▼▼▼

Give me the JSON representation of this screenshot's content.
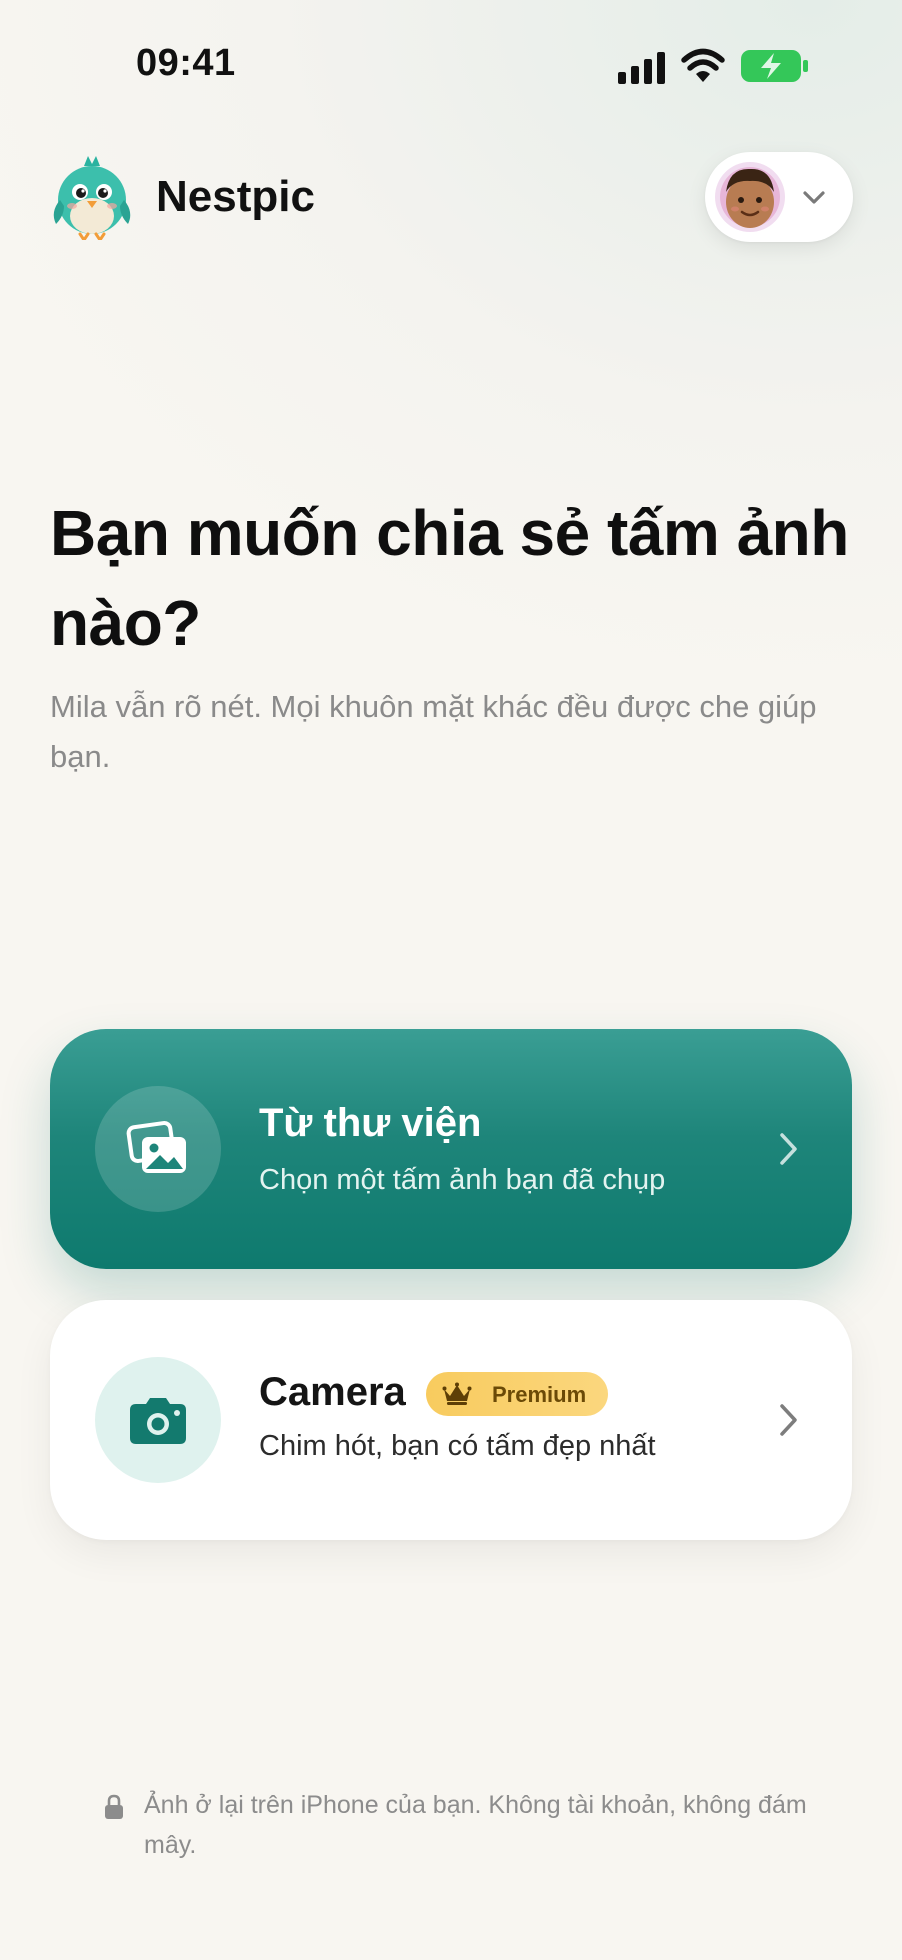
{
  "status_bar": {
    "time": "09:41",
    "icons": [
      "cellular-signal-icon",
      "wifi-icon",
      "battery-charging-icon"
    ]
  },
  "header": {
    "app_name": "Nestpic",
    "logo_icon": "bird-mascot-icon",
    "account_icon": "user-avatar",
    "account_chevron": "chevron-down-icon"
  },
  "main": {
    "headline": "Bạn muốn chia sẻ tấm ảnh nào?",
    "subtitle": "Mila vẫn rõ nét. Mọi khuôn mặt khác đều được che giúp bạn."
  },
  "options": [
    {
      "title": "Từ thư viện",
      "description": "Chọn một tấm ảnh bạn đã chụp",
      "icon": "photo-library-icon"
    },
    {
      "title": "Camera",
      "description": "Chim hót, bạn có tấm đẹp nhất",
      "icon": "camera-icon",
      "badge": "Premium",
      "badge_icon": "crown-icon"
    }
  ],
  "footer": {
    "privacy_text": "Ảnh ở lại trên iPhone của bạn. Không tài khoản, không đám mây.",
    "icon": "lock-icon"
  },
  "colors": {
    "accent_teal": "#1e857a",
    "premium_gold": "#f8cb5e",
    "battery_green": "#34c759",
    "background": "#f8f6f1"
  }
}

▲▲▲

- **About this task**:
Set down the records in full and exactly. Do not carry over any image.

- **Result of this task**:
Give me the JSON representation of this screenshot's content.
{
  "status_bar": {
    "time": "09:41",
    "icons": [
      "cellular-signal-icon",
      "wifi-icon",
      "battery-charging-icon"
    ]
  },
  "header": {
    "app_name": "Nestpic",
    "logo_icon": "bird-mascot-icon",
    "account_icon": "user-avatar",
    "account_chevron": "chevron-down-icon"
  },
  "main": {
    "headline": "Bạn muốn chia sẻ tấm ảnh nào?",
    "subtitle": "Mila vẫn rõ nét. Mọi khuôn mặt khác đều được che giúp bạn."
  },
  "options": [
    {
      "title": "Từ thư viện",
      "description": "Chọn một tấm ảnh bạn đã chụp",
      "icon": "photo-library-icon"
    },
    {
      "title": "Camera",
      "description": "Chim hót, bạn có tấm đẹp nhất",
      "icon": "camera-icon",
      "badge": "Premium",
      "badge_icon": "crown-icon"
    }
  ],
  "footer": {
    "privacy_text": "Ảnh ở lại trên iPhone của bạn. Không tài khoản, không đám mây.",
    "icon": "lock-icon"
  },
  "colors": {
    "accent_teal": "#1e857a",
    "premium_gold": "#f8cb5e",
    "battery_green": "#34c759",
    "background": "#f8f6f1"
  }
}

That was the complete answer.